Throughout the 1940s discussions continued on library hours, maintenance (the roof was leaking again), staffing, open hours and the book budget. Story hours were provided for small children, while continued encouragement to school aged children for homework space was given and the circulation continued to rise.

Year after year the library budget needed to be approved by the City with some years of slight increases and others of reductions. Many times the Library stayed open by the skin of their teeth. In the 1970s Library Board acting Chairman, Frank Kilham requested that City consider increasing the budget so that the library could stay open more hours, and that adequate paid vacations could be provided for staff. The current rate provided for building maintenance was only adequate as long as no emergency arose. The cost of books had gone up twenty percent in the previous four years and the budget was very tight once again.

The ongoing problems of providing the best service for the most number of people, a deteriorating building, and rising costs each year continued. In 1987 another small group of people got together to discuss new ways to look at the problems and the possibility of renovating the aging building.

This group led to a Diamond Jubilee Campaign to renovate and expand the Port Townsend Library. The electrical system was outdated, the heating system was referred to as a 'dinosaur', the roof was leaking (again), and space for books had become exceedingly cramped. A survey was distributed to local citizens and ninety-five percent of respondents were in favor of an expanded library. The project took on a life of its own when people from all aspects of the community came forward with donations and support. Volunteers came out of the woodwork to help. Board members helped paint walls. Local service clubs helped with final projects. Support was also obtained from grants and business sponsorship wherever possible. In June 1990, the dream of an upgraded, expanded library was celebrated with great joy.

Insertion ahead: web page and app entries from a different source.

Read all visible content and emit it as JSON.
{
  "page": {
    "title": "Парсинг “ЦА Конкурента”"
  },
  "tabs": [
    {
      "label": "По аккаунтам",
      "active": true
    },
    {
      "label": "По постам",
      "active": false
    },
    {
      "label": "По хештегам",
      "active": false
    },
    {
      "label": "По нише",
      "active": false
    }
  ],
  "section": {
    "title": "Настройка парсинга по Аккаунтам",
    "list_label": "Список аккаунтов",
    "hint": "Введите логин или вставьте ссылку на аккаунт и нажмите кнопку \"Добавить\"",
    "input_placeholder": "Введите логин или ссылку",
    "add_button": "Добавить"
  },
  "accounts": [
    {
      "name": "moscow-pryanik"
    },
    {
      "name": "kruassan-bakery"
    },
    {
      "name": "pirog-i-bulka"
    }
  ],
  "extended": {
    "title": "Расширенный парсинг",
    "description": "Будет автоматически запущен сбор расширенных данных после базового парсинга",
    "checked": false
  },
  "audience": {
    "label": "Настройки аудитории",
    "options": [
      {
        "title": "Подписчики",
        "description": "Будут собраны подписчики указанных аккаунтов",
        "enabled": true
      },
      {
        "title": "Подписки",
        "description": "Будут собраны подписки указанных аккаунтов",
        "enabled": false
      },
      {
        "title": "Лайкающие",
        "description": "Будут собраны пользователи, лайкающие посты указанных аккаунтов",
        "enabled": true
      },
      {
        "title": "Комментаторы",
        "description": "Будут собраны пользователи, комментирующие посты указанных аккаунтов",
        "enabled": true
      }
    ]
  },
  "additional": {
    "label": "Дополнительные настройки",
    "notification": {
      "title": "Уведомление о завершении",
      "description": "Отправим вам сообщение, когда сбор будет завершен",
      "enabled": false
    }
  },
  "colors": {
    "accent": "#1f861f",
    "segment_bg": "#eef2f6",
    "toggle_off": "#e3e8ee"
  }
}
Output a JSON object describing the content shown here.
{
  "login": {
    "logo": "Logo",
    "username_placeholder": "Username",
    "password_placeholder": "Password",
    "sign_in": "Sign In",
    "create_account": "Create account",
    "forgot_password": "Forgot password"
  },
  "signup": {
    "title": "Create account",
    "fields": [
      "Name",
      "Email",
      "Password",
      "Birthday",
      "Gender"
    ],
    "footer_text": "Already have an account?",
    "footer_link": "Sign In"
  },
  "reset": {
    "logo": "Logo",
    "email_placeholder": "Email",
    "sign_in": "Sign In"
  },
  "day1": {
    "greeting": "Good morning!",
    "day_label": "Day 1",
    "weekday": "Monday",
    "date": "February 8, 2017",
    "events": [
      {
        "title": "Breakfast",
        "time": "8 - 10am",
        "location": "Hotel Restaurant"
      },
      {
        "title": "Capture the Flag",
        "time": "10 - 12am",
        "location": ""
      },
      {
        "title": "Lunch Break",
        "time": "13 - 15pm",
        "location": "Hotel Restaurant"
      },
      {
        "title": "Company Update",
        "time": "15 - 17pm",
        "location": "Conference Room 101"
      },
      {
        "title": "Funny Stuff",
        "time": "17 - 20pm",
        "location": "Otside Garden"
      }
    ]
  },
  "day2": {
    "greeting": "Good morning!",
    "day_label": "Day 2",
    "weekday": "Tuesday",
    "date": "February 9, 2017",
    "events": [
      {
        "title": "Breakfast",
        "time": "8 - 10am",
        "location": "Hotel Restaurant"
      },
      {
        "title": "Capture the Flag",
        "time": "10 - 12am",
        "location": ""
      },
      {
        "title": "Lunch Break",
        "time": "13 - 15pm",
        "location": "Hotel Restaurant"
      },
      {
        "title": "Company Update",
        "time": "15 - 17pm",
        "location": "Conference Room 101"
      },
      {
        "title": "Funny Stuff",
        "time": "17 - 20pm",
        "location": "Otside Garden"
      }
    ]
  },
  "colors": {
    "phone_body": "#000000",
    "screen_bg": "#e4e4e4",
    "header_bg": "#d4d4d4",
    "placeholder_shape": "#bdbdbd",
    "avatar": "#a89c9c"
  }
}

Eighteen years have already passed and the Public Library is once again looking at ways to provide improvements, ongoing service, and additional expansion. While the 1990 expanded facility has not increased in size, there has been a tremendous increase in the collections, circulation, public programs, and the number of users has exploded. The Port Townsend Public Library circulation has increased one hundred and sixty five percent over the last eighteen years. In addition to increased computer usage, the collection has increased by one hundred and forty four percent since 1990. Almost 8,000 Port Townsend residents now hold library cards. Some of the open space gained in 1990 was eliminated in 1998 to provide for the huge increases in collections and services. Port Townsend has the highest circulation per capita of all the libraries in Washington State.

Small neighborhood gatherings have been taking place all throughout Port Townsend in the last few months to discuss the possibilities, pros and cons, and the 'what ifs' concerning ongoing maintenance, programs, circulation and space at the library. A recent library publication says, " The Port Townsend Public Library is fortunate to have the benefit of three major volunteer support organizations; the Advisory Board of Trustees, the Library Foundation and the Friends of the Library. The library, city government and the community will work in collaboration with these groups to develop a financial plan to support the library needs"

It also has the support of a vast number of individuals in our community. It is 'community' that has supported the library with its ups and downs throughout its history.